That day, though one of the most exciting days of my fishing career was also one of the most necessary as well. I found how tournaments could be won off the bank, out deep where true big stringers pile up in big schools. I made it my destiny to learn off shore structure. Every chance I got I was learning my electronics, trying to determine what I was fishing under the water and trying to teach myself how to effectively comb deep structure. I found some success and learn relatively quickly though the problem was when do I know where to be and what to do? See when your heart set on banging shallow cover all day, it doesn’t matter what the conditions do because your staying put, your looking for 5 good bites. Most of the time you’ll get those bites however you may never get that big stringer like the guys out working over that deep milfoil or those deeper hard bottom areas. Truth to the matter is I spread myself to thin, trying to milk run everything and just not cleaning up.
There’s no doubt I am a better angler than I was last year at this same time. I not only am comfortable in deep water as I am in shallow water but I now have confidence in a lot more different techniques as well. This all stems from trial and error. I caught my largest bass of a lifetime at over 8 pounds on Falcon Lake last February on a flip shot rig. I helped cash a paycheck this spring throwing wacky rigs and had the smallies coming up and eating jerkbaits all Spring. This Fall I did most all my damage on a crankbait from 1 to 15 feet of water and caught some of my best fish of the year and last but not least, I inspired myself even more the day I caught my first giant on a true swimbait and became straight addicted on the countless rest that followed.

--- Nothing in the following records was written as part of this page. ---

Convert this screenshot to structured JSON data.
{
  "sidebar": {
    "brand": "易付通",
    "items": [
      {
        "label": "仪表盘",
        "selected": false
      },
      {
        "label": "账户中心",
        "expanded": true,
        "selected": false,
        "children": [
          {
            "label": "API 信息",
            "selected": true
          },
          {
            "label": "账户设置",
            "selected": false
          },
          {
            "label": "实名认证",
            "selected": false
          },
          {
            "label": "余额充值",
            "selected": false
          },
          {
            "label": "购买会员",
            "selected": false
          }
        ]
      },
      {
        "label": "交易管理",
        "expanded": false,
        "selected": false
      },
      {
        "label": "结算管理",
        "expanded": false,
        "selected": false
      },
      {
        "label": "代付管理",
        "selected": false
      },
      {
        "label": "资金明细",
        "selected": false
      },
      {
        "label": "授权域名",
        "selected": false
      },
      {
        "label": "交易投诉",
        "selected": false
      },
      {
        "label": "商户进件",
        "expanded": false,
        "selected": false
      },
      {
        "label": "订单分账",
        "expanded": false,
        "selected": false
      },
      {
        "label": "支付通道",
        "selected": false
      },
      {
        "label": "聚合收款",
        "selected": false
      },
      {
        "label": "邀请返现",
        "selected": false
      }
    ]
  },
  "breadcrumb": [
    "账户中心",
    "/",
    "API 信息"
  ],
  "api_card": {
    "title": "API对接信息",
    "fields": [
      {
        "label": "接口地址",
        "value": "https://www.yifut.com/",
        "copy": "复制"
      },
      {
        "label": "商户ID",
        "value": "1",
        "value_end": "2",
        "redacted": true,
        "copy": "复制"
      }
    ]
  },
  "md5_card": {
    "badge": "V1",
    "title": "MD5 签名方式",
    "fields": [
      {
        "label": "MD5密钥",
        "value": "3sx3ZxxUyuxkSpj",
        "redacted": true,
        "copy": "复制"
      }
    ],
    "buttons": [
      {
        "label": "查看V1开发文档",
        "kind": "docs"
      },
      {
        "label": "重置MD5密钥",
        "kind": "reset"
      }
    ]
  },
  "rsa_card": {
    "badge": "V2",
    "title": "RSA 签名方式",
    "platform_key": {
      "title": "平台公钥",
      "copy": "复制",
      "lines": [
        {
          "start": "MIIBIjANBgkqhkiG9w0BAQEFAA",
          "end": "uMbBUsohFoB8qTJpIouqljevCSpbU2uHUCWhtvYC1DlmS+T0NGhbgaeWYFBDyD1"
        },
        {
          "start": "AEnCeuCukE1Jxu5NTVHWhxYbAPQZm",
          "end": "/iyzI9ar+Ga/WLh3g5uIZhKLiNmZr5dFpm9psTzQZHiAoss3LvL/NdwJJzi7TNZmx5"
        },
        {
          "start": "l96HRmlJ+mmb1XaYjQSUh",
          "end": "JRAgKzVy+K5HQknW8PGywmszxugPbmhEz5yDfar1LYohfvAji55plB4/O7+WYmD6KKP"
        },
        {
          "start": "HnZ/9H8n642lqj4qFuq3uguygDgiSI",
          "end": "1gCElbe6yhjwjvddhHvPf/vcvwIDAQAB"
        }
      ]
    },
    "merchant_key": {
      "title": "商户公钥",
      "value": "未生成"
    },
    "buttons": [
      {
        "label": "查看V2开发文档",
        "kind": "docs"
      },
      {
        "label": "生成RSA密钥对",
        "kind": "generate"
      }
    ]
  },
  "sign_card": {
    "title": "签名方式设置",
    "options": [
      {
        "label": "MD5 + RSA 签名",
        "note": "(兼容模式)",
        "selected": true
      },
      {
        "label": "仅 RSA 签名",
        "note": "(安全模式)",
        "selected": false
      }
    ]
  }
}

It takes time to learn and be confident with new fishing techniques. If I want to continue climbing the ladder of professional bass fishing than I need to know when to adjust. The only way to learn that is from paying the dues and listening to myself. After all, I’m the one that got me there.
On a very positive note, my business side of bass fishing had probably the best year yet. I cannot tell you how truly important it is to excel on the business side of the sport as well. No one likes to hear it but it’s so true. Professional bass fishing is a 50/50, you need to be as good off the water as you are on the water. This was so apparent at the Bass University last month in Chicago, those guys are talkers as much as they are flippers. There are a lot of great fisherman out there, one’s that could compete on the water with KVD but couldn’t hold his jock strap with a camera in his face. I’m convinced KVD is selling Sexy Shad Series 5 Crankbaits in Pakistan, the dude’s unreal.
This year has been great and I’m looking so forward to 2011 to be even better. I’ve signed on with Trokar which is awesome for me. I only accept business deals with companies I use, baits that I rely on. Being able to work with Trokar and exclusively use the best hook on the market is a no brainer.
I’m also developing a long term relationship with Biovex, a Japanese company that has a lot of big things planned for the future, things that I am very fortunate to be involved with.
Check back in 2011, as I plan to lay out my future agenda and goals for the upcoming season and beyond.
Happy New Year!